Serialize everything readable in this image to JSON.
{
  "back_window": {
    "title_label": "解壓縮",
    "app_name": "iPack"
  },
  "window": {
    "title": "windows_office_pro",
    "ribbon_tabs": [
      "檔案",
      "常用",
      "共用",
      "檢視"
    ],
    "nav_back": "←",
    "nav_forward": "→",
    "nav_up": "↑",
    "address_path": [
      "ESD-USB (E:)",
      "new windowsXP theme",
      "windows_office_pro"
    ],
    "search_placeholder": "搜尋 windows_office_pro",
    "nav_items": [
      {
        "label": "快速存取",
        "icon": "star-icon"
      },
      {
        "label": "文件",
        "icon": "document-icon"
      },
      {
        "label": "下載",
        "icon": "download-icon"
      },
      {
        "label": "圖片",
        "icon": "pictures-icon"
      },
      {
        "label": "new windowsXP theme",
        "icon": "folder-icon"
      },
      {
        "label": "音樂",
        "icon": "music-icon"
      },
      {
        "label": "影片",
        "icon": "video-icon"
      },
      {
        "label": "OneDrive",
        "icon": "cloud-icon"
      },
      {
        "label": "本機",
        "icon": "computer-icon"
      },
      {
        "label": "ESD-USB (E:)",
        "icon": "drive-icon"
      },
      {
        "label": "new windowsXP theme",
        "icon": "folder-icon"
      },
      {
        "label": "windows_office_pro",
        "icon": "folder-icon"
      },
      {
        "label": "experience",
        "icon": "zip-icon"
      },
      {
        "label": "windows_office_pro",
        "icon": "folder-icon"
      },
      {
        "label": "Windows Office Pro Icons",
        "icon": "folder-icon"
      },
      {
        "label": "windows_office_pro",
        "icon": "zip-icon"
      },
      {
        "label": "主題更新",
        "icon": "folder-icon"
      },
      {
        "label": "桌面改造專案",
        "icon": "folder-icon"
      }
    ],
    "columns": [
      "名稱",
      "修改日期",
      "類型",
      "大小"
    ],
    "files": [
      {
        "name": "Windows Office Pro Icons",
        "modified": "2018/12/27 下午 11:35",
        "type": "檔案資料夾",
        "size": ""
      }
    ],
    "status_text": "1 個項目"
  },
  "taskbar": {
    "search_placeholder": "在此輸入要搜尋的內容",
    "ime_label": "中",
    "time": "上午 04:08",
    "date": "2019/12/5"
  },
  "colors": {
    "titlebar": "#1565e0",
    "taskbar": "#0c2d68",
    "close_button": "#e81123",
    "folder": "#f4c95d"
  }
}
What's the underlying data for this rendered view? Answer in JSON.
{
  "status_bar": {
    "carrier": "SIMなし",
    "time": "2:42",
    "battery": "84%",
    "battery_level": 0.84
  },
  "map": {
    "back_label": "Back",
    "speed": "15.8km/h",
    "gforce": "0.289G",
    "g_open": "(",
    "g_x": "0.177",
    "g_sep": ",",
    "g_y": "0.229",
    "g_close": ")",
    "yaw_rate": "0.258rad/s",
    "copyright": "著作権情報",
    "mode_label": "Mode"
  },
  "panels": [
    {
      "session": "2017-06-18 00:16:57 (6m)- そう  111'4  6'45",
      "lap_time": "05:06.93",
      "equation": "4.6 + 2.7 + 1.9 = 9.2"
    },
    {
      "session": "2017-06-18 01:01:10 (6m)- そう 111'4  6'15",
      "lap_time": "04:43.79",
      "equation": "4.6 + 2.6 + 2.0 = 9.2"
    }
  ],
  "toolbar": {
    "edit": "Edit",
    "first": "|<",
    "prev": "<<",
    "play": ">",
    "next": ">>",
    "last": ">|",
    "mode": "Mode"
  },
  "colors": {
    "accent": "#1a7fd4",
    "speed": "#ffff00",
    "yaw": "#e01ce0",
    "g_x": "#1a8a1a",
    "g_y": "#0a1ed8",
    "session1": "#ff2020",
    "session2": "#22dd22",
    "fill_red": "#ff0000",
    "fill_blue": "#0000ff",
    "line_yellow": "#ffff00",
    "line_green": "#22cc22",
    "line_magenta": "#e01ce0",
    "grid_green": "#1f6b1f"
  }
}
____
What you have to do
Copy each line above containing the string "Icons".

Solution to this task
        "label": "Windows Office Pro Icons",
        "name": "Windows Office Pro Icons",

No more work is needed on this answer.